If you haven’t already, be sure to take a peek at Deborah Taylor’s blog on mentorship. From someone on the receiving end, mentorship IS the cat’s meow!
When I began my clinical work at the medical center here in Loma Linda, I was surprised to discover that I would be doing co-therapy with other MedFT students and my supervisor, and in front of medical students and residents. Yikes! Previous experiences for me consisted of individual therapy sessions, and the occasional videotaped clips shown to my supervisor (which at times I’m sure inadvertently left me describing what I was hoping would happen in session rather than what actually did - I know I’m not the only one here). The idea of this new mentorship model was, to say the least, scary for me: I had visions of someone discovering that I wasn’t very confident in what I was doing and that at times I lacked direction and focus in session.
Those first few months were stressful; I remember feeling intense pressure to "perform” in front of my peers and colleagues. I was frustrated and felt that perhaps my sessions during those times didn’t reflect my actual abilities as my nerves took over and made me tentative and self-conscious. But with time and a purposeful group shift towards a more collaborative model, things began to change.
||"Mentorship gives us space to have honest conversations about what is working and areas of growth..."|
To my surprise, I discovered that working closely as co-therapists with fellow students and my supervisor was the best thing to happen to me professionally in a long time. I found myself being pushed in a safe, productive way towards being a better clinician.

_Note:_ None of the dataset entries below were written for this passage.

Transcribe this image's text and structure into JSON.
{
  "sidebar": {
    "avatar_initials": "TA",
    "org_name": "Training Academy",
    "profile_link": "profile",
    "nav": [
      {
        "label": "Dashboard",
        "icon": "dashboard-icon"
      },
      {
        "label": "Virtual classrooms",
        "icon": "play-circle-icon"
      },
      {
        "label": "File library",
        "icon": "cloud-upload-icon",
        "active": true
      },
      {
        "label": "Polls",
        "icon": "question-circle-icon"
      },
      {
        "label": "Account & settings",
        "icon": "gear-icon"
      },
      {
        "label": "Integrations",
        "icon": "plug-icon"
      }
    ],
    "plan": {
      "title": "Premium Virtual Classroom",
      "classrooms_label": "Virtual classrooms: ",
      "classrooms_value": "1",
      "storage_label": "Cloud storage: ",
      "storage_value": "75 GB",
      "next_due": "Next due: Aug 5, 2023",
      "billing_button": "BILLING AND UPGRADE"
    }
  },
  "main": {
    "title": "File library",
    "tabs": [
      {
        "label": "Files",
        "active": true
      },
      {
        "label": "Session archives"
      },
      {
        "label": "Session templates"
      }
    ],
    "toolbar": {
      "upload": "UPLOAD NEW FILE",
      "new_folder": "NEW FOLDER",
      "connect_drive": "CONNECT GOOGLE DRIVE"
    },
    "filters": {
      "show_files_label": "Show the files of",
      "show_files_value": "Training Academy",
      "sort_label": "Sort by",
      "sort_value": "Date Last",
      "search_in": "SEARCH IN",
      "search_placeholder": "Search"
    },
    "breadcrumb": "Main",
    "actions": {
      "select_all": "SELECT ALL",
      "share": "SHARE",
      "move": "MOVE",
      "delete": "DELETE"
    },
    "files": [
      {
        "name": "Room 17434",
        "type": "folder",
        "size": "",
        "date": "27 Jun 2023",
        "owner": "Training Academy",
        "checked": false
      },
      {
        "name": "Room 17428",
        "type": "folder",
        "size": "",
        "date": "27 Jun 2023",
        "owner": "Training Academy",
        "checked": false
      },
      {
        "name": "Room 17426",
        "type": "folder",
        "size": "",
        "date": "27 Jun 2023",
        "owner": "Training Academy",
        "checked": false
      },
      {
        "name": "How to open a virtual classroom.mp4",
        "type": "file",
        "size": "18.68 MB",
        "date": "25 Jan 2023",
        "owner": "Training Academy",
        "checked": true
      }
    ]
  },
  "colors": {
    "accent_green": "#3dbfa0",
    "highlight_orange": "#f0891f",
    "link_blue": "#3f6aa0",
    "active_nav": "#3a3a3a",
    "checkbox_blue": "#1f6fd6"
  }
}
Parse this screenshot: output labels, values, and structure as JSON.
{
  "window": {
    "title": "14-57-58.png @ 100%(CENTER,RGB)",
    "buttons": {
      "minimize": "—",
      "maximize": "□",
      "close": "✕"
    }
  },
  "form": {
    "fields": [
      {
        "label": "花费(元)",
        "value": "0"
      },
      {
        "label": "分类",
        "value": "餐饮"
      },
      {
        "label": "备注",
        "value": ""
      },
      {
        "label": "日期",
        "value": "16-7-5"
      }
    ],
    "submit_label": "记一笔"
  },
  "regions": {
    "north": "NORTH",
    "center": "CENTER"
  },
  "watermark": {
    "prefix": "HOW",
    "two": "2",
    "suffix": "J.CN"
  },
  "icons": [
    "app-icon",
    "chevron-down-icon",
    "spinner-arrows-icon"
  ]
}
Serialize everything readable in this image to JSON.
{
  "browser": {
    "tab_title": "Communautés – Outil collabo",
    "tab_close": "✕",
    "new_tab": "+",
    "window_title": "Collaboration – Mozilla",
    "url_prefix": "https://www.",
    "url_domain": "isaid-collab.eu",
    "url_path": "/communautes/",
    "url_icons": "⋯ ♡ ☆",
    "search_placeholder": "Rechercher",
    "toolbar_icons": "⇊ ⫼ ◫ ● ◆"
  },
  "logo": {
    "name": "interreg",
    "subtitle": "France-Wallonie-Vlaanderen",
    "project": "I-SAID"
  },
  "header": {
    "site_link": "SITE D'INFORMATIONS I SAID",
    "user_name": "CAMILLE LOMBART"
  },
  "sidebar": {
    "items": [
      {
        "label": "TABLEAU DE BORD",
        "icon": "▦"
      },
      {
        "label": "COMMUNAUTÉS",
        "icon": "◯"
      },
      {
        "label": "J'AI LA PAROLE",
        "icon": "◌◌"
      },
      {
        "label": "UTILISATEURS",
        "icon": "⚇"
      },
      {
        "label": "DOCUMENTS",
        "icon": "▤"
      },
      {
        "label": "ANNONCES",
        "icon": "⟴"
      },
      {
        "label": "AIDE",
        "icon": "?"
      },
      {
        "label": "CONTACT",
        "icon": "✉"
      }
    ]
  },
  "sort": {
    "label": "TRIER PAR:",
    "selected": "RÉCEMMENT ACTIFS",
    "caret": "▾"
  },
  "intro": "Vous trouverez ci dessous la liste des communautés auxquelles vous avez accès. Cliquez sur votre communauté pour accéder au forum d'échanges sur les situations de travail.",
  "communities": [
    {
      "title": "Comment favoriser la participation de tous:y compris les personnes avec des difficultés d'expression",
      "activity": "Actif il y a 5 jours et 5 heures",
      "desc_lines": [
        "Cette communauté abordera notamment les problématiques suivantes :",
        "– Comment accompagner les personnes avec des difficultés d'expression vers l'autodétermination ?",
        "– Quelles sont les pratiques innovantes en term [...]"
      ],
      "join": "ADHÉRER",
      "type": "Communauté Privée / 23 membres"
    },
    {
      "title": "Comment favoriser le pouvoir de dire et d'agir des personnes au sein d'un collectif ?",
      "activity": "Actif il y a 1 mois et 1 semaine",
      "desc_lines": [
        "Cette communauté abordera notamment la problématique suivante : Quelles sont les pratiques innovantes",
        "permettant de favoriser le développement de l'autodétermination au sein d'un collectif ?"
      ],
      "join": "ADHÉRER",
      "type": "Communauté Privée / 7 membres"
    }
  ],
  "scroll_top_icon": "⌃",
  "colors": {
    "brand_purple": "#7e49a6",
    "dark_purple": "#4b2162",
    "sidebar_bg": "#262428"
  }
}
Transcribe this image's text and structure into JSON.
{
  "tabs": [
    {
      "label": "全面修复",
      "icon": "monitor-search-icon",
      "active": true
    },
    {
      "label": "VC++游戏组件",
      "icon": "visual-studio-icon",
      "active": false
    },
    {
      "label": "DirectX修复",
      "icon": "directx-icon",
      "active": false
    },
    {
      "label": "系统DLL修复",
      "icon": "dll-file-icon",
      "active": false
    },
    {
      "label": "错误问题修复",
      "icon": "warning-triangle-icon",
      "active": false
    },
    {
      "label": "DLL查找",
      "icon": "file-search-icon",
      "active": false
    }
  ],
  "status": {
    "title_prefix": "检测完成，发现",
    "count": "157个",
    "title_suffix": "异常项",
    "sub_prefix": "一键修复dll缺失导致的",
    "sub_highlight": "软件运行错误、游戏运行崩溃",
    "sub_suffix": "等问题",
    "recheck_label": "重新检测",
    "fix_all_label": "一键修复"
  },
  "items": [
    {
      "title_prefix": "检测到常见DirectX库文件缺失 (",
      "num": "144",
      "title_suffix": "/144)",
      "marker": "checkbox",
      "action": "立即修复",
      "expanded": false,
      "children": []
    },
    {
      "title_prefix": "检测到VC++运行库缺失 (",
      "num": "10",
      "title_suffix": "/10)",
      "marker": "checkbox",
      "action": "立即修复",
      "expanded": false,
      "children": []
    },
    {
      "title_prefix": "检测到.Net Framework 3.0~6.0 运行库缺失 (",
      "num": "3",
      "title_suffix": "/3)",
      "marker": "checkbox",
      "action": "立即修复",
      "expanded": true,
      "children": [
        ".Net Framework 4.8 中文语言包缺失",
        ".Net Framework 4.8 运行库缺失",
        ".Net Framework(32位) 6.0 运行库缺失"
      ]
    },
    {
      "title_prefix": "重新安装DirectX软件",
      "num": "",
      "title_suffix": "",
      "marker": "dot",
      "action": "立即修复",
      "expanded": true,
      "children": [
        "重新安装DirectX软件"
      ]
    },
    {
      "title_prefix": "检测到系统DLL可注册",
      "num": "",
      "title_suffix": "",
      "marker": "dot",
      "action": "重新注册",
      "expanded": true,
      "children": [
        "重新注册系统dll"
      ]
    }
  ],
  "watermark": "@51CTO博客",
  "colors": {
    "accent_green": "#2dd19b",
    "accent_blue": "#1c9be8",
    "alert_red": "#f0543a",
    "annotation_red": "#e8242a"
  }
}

Conceptual ideas about how to do good therapy came to concrete life before my eyes as I watched others work and thought, ‘that’s how it’s done!’ I was able to see things modeled in session and then practice them myself within the safety net of more experienced therapists who would help me if needed.
I remember one session in particular, in which I was working closely with another doctoral student several years ahead of me. We were in a difficult spot: our patient was extremely anxious, and was making demands of staff that were impossible to meet. We’d been asked to help mediate the situation, and because I’d spent the most time with her, I was asked to lead our session.
My student mentor pulled me aside before we went into the room, and together we talked about how the session might go and what might be particularly helpful in trying to navigate this sensitive issue. As a result of our conversation, I felt confident going into the room, and the gentle coaching of my classmate paved the way for a successful interaction with our patient and several additional weeks of continued work together. Sure, I might have been able to do this on my own, but there was something about knowing that my mentor believed in me and would be there to help me should I need it that made this experience meaningful.
There are several things that have been particularly helpful for me in being the process of being mentored:
Feeling safe in my relationships with mentors. Mentorship requires a great deal of vulnerability on the part of the individual with less experience, and initially, it can feel as though you’ll never be quite "yourself” in therapy. It has helped me immensely to work with people who’ve been perceptive enough to hone in on my strengths and believe in me wholly - sometimes even before I believed in myself.
Practicing active, live co-therapy. Co-therapy does not mean that my mentor will "rescue” me whenever I am stuck. When one does step in to help guide me in a more therapeutic direction, I feel more equipped to try these skills myself in our next session. Rather than becoming a crutch, these have been empowering experiences for me.
Addressing the power differential. By its very nature, mentorship helps to level the power differential as MedFTs-in-training are allowed to see challenges and mistakes made by someone with more experience. This gives us space to have honest conversations about what is working and areas of growth, and allows me to see my mentors in more of a collaborative, rather than evaluative, role.
Mentorship may be an especially good fit for therapists in medical settings as it aligns with the traditional model of healthcare providers working in teams and may provide additional support for new therapists stepping into a setting with a unique set of rules and norms. As Deborah suggests in her previous blog, having experienced successful mentorship makes me want to "pay it forward” through developing these same times of relationships with new medical family therapists coming into the field. Who wants to join me?
Lindsey Lawson is a third-year PhD MFT student at Loma Linda University and has worked at the Loma Linda Medical Center for the past two years. Her professional interests include all things medical family therapy, as well as gender and power dynamics in couple relationships.